--- EXERCISE INPUT ---
■ ■ ■
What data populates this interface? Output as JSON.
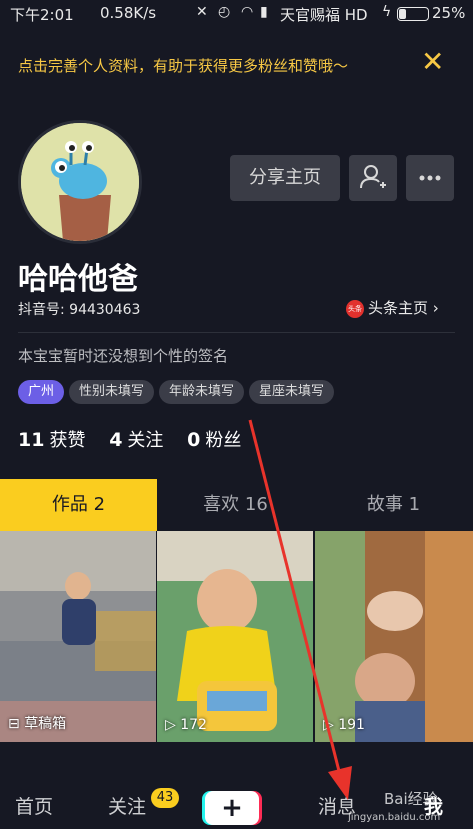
{
  "status_bar": {
    "time": "下午2:01",
    "speed": "0.58K/s",
    "carrier": "天官赐福 HD",
    "battery": "25%"
  },
  "notice": {
    "text": "点击完善个人资料，有助于获得更多粉丝和赞哦～",
    "close_icon": "close-icon"
  },
  "profile": {
    "share_label": "分享主页",
    "add_friend_icon": "add-user-icon",
    "more_icon": "more-icon",
    "name": "哈哈他爸",
    "douyin_id": "抖音号: 94430463",
    "toutiao_logo": "头条",
    "toutiao_label": "头条主页",
    "bio": "本宝宝暂时还没想到个性的签名",
    "tags": [
      "广州",
      "性别未填写",
      "年龄未填写",
      "星座未填写"
    ],
    "stats": {
      "likes_num": "11",
      "likes_label": "获赞",
      "following_num": "4",
      "following_label": "关注",
      "fans_num": "0",
      "fans_label": "粉丝"
    }
  },
  "tabs": [
    {
      "label": "作品 2",
      "active": true
    },
    {
      "label": "喜欢 16",
      "active": false
    },
    {
      "label": "故事 1",
      "active": false
    }
  ],
  "grid": [
    {
      "caption": "草稿箱",
      "icon": "drafts-icon"
    },
    {
      "caption": "172",
      "icon": "play-icon"
    },
    {
      "caption": "191",
      "icon": "play-icon"
    }
  ],
  "bottom_nav": {
    "home": "首页",
    "follow": "关注",
    "follow_badge": "43",
    "plus": "+",
    "messages": "消息",
    "me": "我"
  },
  "watermark": {
    "logo": "Bai经验",
    "url": "jingyan.baidu.com"
  },
  "colors": {
    "background": "#161823",
    "accent_yellow": "#facd1f",
    "location_tag": "#6c5fe6",
    "arrow_red": "#e8332b"
  }
}
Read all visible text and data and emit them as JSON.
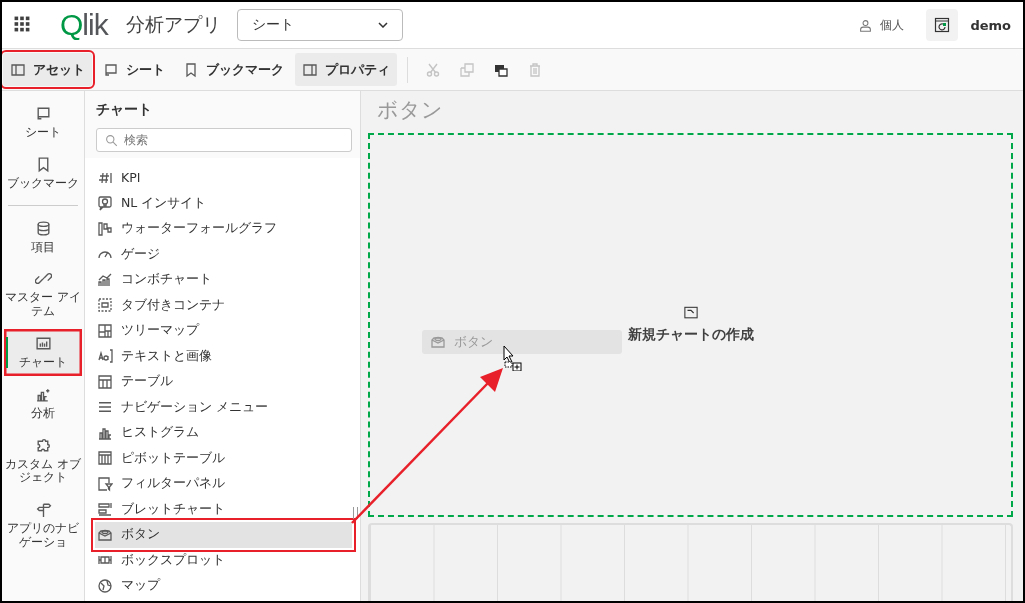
{
  "header": {
    "logo": "Qlik",
    "app_title": "分析アプリ",
    "view_select": {
      "value": "シート"
    },
    "space": "個人",
    "user": "demo"
  },
  "toolbar": {
    "buttons": [
      {
        "label": "アセット",
        "selected": true,
        "annotated": true
      },
      {
        "label": "シート",
        "selected": false,
        "annotated": false
      },
      {
        "label": "ブックマーク",
        "selected": false,
        "annotated": false
      },
      {
        "label": "プロパティ",
        "selected": true,
        "annotated": false
      }
    ],
    "actions": [
      {
        "kind": "cut",
        "disabled": true
      },
      {
        "kind": "copy",
        "disabled": true
      },
      {
        "kind": "duplicate",
        "disabled": false
      },
      {
        "kind": "delete",
        "disabled": true
      }
    ]
  },
  "rail": {
    "groups": [
      [
        {
          "label": "シート",
          "selected": false,
          "annotated": false
        },
        {
          "label": "ブックマーク",
          "selected": false,
          "annotated": false
        }
      ],
      [
        {
          "label": "項目",
          "selected": false,
          "annotated": false
        },
        {
          "label": "マスター アイテム",
          "selected": false,
          "annotated": false
        },
        {
          "label": "チャート",
          "selected": true,
          "annotated": true
        },
        {
          "label": "分析",
          "selected": false,
          "annotated": false
        },
        {
          "label": "カスタム オブジェクト",
          "selected": false,
          "annotated": false
        },
        {
          "label": "アプリのナビゲーショ",
          "selected": false,
          "annotated": false
        }
      ]
    ]
  },
  "panel": {
    "title": "チャート",
    "search": {
      "placeholder": "検索"
    },
    "items": [
      {
        "label": "KPI",
        "selected": false,
        "annotated": false
      },
      {
        "label": "NL インサイト",
        "selected": false,
        "annotated": false
      },
      {
        "label": "ウォーターフォールグラフ",
        "selected": false,
        "annotated": false
      },
      {
        "label": "ゲージ",
        "selected": false,
        "annotated": false
      },
      {
        "label": "コンボチャート",
        "selected": false,
        "annotated": false
      },
      {
        "label": "タブ付きコンテナ",
        "selected": false,
        "annotated": false
      },
      {
        "label": "ツリーマップ",
        "selected": false,
        "annotated": false
      },
      {
        "label": "テキストと画像",
        "selected": false,
        "annotated": false
      },
      {
        "label": "テーブル",
        "selected": false,
        "annotated": false
      },
      {
        "label": "ナビゲーション メニュー",
        "selected": false,
        "annotated": false
      },
      {
        "label": "ヒストグラム",
        "selected": false,
        "annotated": false
      },
      {
        "label": "ピボットテーブル",
        "selected": false,
        "annotated": false
      },
      {
        "label": "フィルターパネル",
        "selected": false,
        "annotated": false
      },
      {
        "label": "ブレットチャート",
        "selected": false,
        "annotated": false
      },
      {
        "label": "ボタン",
        "selected": true,
        "annotated": true
      },
      {
        "label": "ボックスプロット",
        "selected": false,
        "annotated": false
      },
      {
        "label": "マップ",
        "selected": false,
        "annotated": false
      }
    ]
  },
  "canvas": {
    "sheet_title": "ボタン",
    "drag_item": {
      "label": "ボタン"
    },
    "create_label": "新規チャートの作成"
  },
  "annotation_arrow": true
}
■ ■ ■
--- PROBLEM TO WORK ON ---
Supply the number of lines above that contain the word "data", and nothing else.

--- RESPONSE BELOW ---
2